Carlo Dade, Trade & Infrastructure Centre Director at the Canada West Foundation argued that B3W doesn’t make sense as serious policy: “There are at least half a dozen development banks that already fund infrastructure, including the Asian Infrastructure Bank. These organizations have decades of experience, capacity, connections and regional comparative advantage. Even though they have recently reduced infrastructure lending to focus on social and other development investments it would be far cheaper and more effective to fund them to ramp up rather than spend exorbitantly to recreate something that is already there.”

African Swine Fever and barley

Canadian barley is set to do well in 2021 as African Swine Fever pushes barley-feed demand in China and Russia, Turkey, Australia, and UK face barley shortages due to weather. Read more in this report from Global Trade. As China battles resurgences of ASF, experts like Todd Thurman, a consultant with SwineTex, says China is still fairly short of returning to pre-ASF pig population levels, and the resurgence in ASF has complicated the problem. The struggle lies in the emergence of variants. A report from Caixin Global says “new, difficult-to-detect variants of the African swine fever virus circulating in China have spread the disease to pig herds across the country, leading to rising incidents of mass infection on farms and stepped-up control measures to stop swine fever’s further spread into livestock supply chains.”

In other news

  • Two fired scientists could very well be “Chinese agents [who] infiltrated one of the highest prized national security elements when it comes to biosecurity and biodefence [the Winnipeg-based National Microbiology Lab (NML)]” says Christian Leuprecht, a security expert and professor at the Royal Military College and Queen’s University in a CBC interview.

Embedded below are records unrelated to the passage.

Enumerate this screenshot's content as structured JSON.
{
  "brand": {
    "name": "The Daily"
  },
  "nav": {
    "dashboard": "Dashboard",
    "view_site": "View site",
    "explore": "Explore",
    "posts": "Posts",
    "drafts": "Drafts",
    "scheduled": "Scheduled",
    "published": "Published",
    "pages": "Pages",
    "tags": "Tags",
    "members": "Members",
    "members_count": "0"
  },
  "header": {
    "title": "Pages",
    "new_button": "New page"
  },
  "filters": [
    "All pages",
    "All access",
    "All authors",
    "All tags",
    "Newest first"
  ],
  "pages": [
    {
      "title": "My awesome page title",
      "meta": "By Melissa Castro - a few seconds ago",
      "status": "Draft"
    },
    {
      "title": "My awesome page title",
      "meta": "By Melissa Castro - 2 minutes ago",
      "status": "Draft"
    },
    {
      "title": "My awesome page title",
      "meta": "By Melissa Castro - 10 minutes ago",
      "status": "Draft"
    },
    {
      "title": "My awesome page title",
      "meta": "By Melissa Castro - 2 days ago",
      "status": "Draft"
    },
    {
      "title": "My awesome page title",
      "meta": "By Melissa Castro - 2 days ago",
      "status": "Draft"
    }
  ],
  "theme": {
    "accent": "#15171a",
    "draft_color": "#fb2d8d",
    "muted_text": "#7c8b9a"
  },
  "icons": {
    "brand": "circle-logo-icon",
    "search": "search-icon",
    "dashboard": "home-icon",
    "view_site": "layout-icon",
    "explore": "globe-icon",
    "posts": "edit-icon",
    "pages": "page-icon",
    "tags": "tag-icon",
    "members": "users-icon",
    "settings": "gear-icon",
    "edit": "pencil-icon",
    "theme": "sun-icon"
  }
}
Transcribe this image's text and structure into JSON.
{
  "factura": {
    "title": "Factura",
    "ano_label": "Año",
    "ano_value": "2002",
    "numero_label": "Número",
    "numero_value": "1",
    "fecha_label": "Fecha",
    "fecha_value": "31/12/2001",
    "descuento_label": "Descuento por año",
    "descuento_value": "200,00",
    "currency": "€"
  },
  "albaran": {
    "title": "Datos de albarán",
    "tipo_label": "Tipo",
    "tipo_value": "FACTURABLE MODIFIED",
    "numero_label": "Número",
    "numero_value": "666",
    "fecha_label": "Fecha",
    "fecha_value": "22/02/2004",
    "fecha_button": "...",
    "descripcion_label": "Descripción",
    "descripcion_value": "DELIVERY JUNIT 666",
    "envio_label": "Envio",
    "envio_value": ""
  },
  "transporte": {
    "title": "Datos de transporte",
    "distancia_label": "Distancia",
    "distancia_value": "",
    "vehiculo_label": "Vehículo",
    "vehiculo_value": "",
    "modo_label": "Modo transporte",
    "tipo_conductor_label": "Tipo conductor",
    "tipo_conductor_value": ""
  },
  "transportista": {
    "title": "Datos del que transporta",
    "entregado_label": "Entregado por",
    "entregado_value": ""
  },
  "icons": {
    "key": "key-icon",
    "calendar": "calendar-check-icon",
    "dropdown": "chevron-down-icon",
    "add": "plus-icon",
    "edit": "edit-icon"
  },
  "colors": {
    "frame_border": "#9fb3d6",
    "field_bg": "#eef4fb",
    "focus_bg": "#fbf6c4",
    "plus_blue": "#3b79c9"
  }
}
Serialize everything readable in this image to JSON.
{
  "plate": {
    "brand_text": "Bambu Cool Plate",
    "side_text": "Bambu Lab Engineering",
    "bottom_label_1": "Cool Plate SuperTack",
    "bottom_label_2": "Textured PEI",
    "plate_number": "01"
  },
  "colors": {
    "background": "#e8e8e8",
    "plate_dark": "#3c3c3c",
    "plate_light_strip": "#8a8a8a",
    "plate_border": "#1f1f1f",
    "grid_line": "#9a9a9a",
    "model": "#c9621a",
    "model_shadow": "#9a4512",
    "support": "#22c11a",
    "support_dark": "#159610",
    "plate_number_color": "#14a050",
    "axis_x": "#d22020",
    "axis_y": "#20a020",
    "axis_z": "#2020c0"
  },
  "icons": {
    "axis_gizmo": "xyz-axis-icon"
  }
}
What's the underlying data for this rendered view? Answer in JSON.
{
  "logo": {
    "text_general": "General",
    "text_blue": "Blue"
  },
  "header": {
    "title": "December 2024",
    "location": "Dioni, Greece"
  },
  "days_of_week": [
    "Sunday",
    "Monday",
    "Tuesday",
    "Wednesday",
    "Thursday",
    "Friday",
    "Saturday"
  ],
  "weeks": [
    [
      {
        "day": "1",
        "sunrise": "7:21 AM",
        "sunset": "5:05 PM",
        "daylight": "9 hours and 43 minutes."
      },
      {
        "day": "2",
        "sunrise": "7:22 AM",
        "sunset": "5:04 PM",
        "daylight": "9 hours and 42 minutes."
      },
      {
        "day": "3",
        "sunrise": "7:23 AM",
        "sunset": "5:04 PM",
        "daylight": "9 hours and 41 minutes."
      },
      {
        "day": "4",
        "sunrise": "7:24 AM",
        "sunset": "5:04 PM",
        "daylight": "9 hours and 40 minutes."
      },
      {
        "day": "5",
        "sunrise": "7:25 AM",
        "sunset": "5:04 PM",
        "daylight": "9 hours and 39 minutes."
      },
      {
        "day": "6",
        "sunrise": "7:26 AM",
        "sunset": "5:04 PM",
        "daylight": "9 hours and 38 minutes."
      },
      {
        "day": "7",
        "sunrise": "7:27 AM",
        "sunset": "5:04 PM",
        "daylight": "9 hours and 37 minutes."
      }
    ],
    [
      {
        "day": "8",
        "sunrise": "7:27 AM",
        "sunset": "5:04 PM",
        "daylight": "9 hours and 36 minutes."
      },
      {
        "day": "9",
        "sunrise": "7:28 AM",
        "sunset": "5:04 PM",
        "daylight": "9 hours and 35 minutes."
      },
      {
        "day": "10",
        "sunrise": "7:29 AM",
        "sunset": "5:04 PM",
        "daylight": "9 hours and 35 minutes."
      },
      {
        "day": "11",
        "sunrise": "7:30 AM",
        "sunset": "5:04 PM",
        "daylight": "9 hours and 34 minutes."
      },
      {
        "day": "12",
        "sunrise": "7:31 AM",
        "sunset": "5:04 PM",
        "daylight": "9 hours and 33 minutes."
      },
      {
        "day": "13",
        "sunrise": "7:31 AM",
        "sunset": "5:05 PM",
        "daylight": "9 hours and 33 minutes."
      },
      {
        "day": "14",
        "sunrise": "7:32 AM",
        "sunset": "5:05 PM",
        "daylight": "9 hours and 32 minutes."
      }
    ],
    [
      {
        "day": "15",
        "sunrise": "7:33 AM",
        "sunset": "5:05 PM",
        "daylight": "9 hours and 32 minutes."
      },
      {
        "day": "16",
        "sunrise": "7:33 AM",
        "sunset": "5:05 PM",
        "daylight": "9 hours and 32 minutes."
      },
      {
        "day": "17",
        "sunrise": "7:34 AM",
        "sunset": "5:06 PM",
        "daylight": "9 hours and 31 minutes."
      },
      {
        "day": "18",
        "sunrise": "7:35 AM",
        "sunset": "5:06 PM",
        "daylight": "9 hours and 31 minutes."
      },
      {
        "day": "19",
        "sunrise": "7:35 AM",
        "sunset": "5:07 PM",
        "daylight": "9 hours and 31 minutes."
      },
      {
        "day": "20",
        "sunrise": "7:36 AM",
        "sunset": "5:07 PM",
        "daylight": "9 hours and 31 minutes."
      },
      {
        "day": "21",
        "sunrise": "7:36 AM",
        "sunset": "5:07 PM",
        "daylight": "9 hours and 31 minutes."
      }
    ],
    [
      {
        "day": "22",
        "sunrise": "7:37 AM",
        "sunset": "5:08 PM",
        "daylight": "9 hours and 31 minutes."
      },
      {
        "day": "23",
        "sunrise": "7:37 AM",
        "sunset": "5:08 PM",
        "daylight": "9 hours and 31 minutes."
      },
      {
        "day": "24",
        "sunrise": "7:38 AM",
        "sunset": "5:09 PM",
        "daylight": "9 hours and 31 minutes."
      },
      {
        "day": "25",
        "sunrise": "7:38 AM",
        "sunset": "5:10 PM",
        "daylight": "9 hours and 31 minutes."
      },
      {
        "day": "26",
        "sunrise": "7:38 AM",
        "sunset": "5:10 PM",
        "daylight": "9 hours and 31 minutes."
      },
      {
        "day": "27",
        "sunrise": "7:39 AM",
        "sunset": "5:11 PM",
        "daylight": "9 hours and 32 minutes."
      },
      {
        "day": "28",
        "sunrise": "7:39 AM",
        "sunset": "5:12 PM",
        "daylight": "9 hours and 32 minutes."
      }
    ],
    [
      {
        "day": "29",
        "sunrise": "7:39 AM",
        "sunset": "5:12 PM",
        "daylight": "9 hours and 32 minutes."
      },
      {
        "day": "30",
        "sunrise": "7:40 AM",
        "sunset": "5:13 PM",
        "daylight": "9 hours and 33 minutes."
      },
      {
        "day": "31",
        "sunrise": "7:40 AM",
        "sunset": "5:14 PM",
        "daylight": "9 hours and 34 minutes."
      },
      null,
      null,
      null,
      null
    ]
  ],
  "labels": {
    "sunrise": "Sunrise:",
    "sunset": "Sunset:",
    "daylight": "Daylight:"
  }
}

The case of the fired scientists received renewed attention in recent weeks with the Opposition Parties holding the Public Health Agency in contempt of Parliament for not turning over documents related to the firing to the Special Committee on China-Canada relations; Health Minister Patty Hadju said the documents had national security implications.
  • China, with the support of allies, called for an independent investigation into the Kamloops Residential School after the discovery of a mass grave with the remains of 215 children. The call followed Trudeau’s condemnation of “the systemic abuse and human rights violations” in Xinjiang earlier this week with the support of 40 other nations.
  • The Alberta government’s move to limit university contact with China continues to make the news, most recently in a Globe and Mail opinion piece by former Asia-Pacific Foundation of Canada co-presidents Paul Evans and Senator Yuen Pau Woo. A counter argument to their piece appeared in a new US embassy sponsored “Disinfowatch” published by the MacDonald Laurier Institute. This new site looks like it may focus on China-Canada issues. An opinion piece in theConversation also called upon the Alberta government to reverse its “ban on university collaborations.”
  • China’s men’s basketball team is in Victoria, B.C. for the “last chance” Olympic qualifying round robin and faces Team Canada on Wednesday, June 30. If NBA talent is any predictor of outcome this will be a rout for Canada as two-thirds of its players for this tournament also play in the NBA vs 0 for China. Anyone interested in putting money on China in this game is welcome to contact the Trade & Investment Centre director.

– Stephany Laverty, policy analyst and Mehera Salah, intern policy analyst

The China Brief is a compilation of stories and links related to China and its relationship with Canada’s West. The opinions expressed in the links are those of the articles’ authors and don’t necessarily reflect the views of the Canada West Foundation and our affiliates.